## [The problem]
Pictures must be dropped from the copy of the entries below; all else is returned exactly.
** Dataset records follows **
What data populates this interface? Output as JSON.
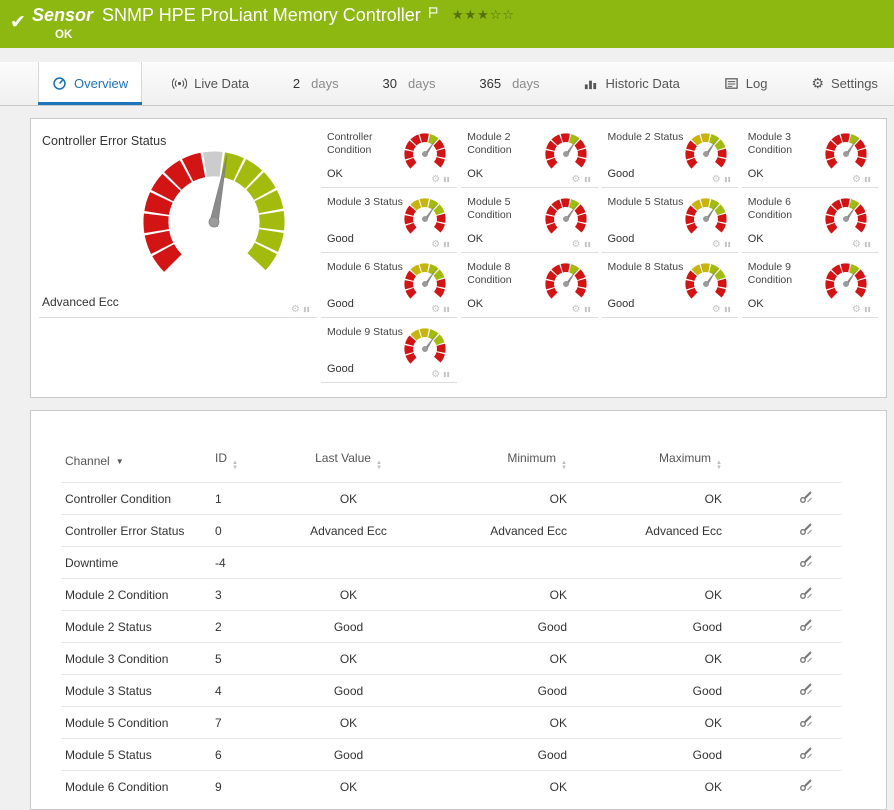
{
  "header": {
    "kind_label": "Sensor",
    "title": "SNMP HPE ProLiant Memory Controller",
    "status": "OK",
    "stars_filled": "★★★",
    "stars_empty": "☆☆"
  },
  "tabs": {
    "overview": "Overview",
    "live_data": "Live Data",
    "d2": {
      "number": "2",
      "unit": "days"
    },
    "d30": {
      "number": "30",
      "unit": "days"
    },
    "d365": {
      "number": "365",
      "unit": "days"
    },
    "historic": "Historic Data",
    "log": "Log",
    "settings": "Settings"
  },
  "gauges": {
    "big": {
      "title": "Controller Error Status",
      "value": "Advanced Ecc"
    },
    "tiles": [
      {
        "title": "Controller Condition",
        "value": "OK",
        "type": "condition"
      },
      {
        "title": "Module 2 Condition",
        "value": "OK",
        "type": "condition"
      },
      {
        "title": "Module 2 Status",
        "value": "Good",
        "type": "status"
      },
      {
        "title": "Module 3 Condition",
        "value": "OK",
        "type": "condition"
      },
      {
        "title": "Module 3 Status",
        "value": "Good",
        "type": "status"
      },
      {
        "title": "Module 5 Condition",
        "value": "OK",
        "type": "condition"
      },
      {
        "title": "Module 5 Status",
        "value": "Good",
        "type": "status"
      },
      {
        "title": "Module 6 Condition",
        "value": "OK",
        "type": "condition"
      },
      {
        "title": "Module 6 Status",
        "value": "Good",
        "type": "status"
      },
      {
        "title": "Module 8 Condition",
        "value": "OK",
        "type": "condition"
      },
      {
        "title": "Module 8 Status",
        "value": "Good",
        "type": "status"
      },
      {
        "title": "Module 9 Condition",
        "value": "OK",
        "type": "condition"
      },
      {
        "title": "Module 9 Status",
        "value": "Good",
        "type": "status"
      }
    ]
  },
  "table": {
    "headers": {
      "channel": "Channel",
      "id": "ID",
      "last_value": "Last Value",
      "minimum": "Minimum",
      "maximum": "Maximum"
    },
    "rows": [
      {
        "channel": "Controller Condition",
        "id": "1",
        "last_value": "OK",
        "minimum": "OK",
        "maximum": "OK"
      },
      {
        "channel": "Controller Error Status",
        "id": "0",
        "last_value": "Advanced Ecc",
        "minimum": "Advanced Ecc",
        "maximum": "Advanced Ecc"
      },
      {
        "channel": "Downtime",
        "id": "-4",
        "last_value": "",
        "minimum": "",
        "maximum": ""
      },
      {
        "channel": "Module 2 Condition",
        "id": "3",
        "last_value": "OK",
        "minimum": "OK",
        "maximum": "OK"
      },
      {
        "channel": "Module 2 Status",
        "id": "2",
        "last_value": "Good",
        "minimum": "Good",
        "maximum": "Good"
      },
      {
        "channel": "Module 3 Condition",
        "id": "5",
        "last_value": "OK",
        "minimum": "OK",
        "maximum": "OK"
      },
      {
        "channel": "Module 3 Status",
        "id": "4",
        "last_value": "Good",
        "minimum": "Good",
        "maximum": "Good"
      },
      {
        "channel": "Module 5 Condition",
        "id": "7",
        "last_value": "OK",
        "minimum": "OK",
        "maximum": "OK"
      },
      {
        "channel": "Module 5 Status",
        "id": "6",
        "last_value": "Good",
        "minimum": "Good",
        "maximum": "Good"
      },
      {
        "channel": "Module 6 Condition",
        "id": "9",
        "last_value": "OK",
        "minimum": "OK",
        "maximum": "OK"
      }
    ]
  },
  "colors": {
    "ok_green": "#8cb811",
    "accent_blue": "#1c74bb",
    "gauge_red": "#d21414",
    "gauge_green": "#a2bb0c",
    "gauge_yellow": "#c9b40d",
    "gauge_neutral": "#cccccc"
  }
}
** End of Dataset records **
## [Reply]
What data populates this interface? Output as JSON.
{
  "header": {
    "kind_label": "Sensor",
    "title": "SNMP HPE ProLiant Memory Controller",
    "status": "OK",
    "stars_filled": "★★★",
    "stars_empty": "☆☆"
  },
  "tabs": {
    "overview": "Overview",
    "live_data": "Live Data",
    "d2": {
      "number": "2",
      "unit": "days"
    },
    "d30": {
      "number": "30",
      "unit": "days"
    },
    "d365": {
      "number": "365",
      "unit": "days"
    },
    "historic": "Historic Data",
    "log": "Log",
    "settings": "Settings"
  },
  "gauges": {
    "big": {
      "title": "Controller Error Status",
      "value": "Advanced Ecc"
    },
    "tiles": [
      {
        "title": "Controller Condition",
        "value": "OK",
        "type": "condition"
      },
      {
        "title": "Module 2 Condition",
        "value": "OK",
        "type": "condition"
      },
      {
        "title": "Module 2 Status",
        "value": "Good",
        "type": "status"
      },
      {
        "title": "Module 3 Condition",
        "value": "OK",
        "type": "condition"
      },
      {
        "title": "Module 3 Status",
        "value": "Good",
        "type": "status"
      },
      {
        "title": "Module 5 Condition",
        "value": "OK",
        "type": "condition"
      },
      {
        "title": "Module 5 Status",
        "value": "Good",
        "type": "status"
      },
      {
        "title": "Module 6 Condition",
        "value": "OK",
        "type": "condition"
      },
      {
        "title": "Module 6 Status",
        "value": "Good",
        "type": "status"
      },
      {
        "title": "Module 8 Condition",
        "value": "OK",
        "type": "condition"
      },
      {
        "title": "Module 8 Status",
        "value": "Good",
        "type": "status"
      },
      {
        "title": "Module 9 Condition",
        "value": "OK",
        "type": "condition"
      },
      {
        "title": "Module 9 Status",
        "value": "Good",
        "type": "status"
      }
    ]
  },
  "table": {
    "headers": {
      "channel": "Channel",
      "id": "ID",
      "last_value": "Last Value",
      "minimum": "Minimum",
      "maximum": "Maximum"
    },
    "rows": [
      {
        "channel": "Controller Condition",
        "id": "1",
        "last_value": "OK",
        "minimum": "OK",
        "maximum": "OK"
      },
      {
        "channel": "Controller Error Status",
        "id": "0",
        "last_value": "Advanced Ecc",
        "minimum": "Advanced Ecc",
        "maximum": "Advanced Ecc"
      },
      {
        "channel": "Downtime",
        "id": "-4",
        "last_value": "",
        "minimum": "",
        "maximum": ""
      },
      {
        "channel": "Module 2 Condition",
        "id": "3",
        "last_value": "OK",
        "minimum": "OK",
        "maximum": "OK"
      },
      {
        "channel": "Module 2 Status",
        "id": "2",
        "last_value": "Good",
        "minimum": "Good",
        "maximum": "Good"
      },
      {
        "channel": "Module 3 Condition",
        "id": "5",
        "last_value": "OK",
        "minimum": "OK",
        "maximum": "OK"
      },
      {
        "channel": "Module 3 Status",
        "id": "4",
        "last_value": "Good",
        "minimum": "Good",
        "maximum": "Good"
      },
      {
        "channel": "Module 5 Condition",
        "id": "7",
        "last_value": "OK",
        "minimum": "OK",
        "maximum": "OK"
      },
      {
        "channel": "Module 5 Status",
        "id": "6",
        "last_value": "Good",
        "minimum": "Good",
        "maximum": "Good"
      },
      {
        "channel": "Module 6 Condition",
        "id": "9",
        "last_value": "OK",
        "minimum": "OK",
        "maximum": "OK"
      }
    ]
  },
  "colors": {
    "ok_green": "#8cb811",
    "accent_blue": "#1c74bb",
    "gauge_red": "#d21414",
    "gauge_green": "#a2bb0c",
    "gauge_yellow": "#c9b40d",
    "gauge_neutral": "#cccccc"
  }
}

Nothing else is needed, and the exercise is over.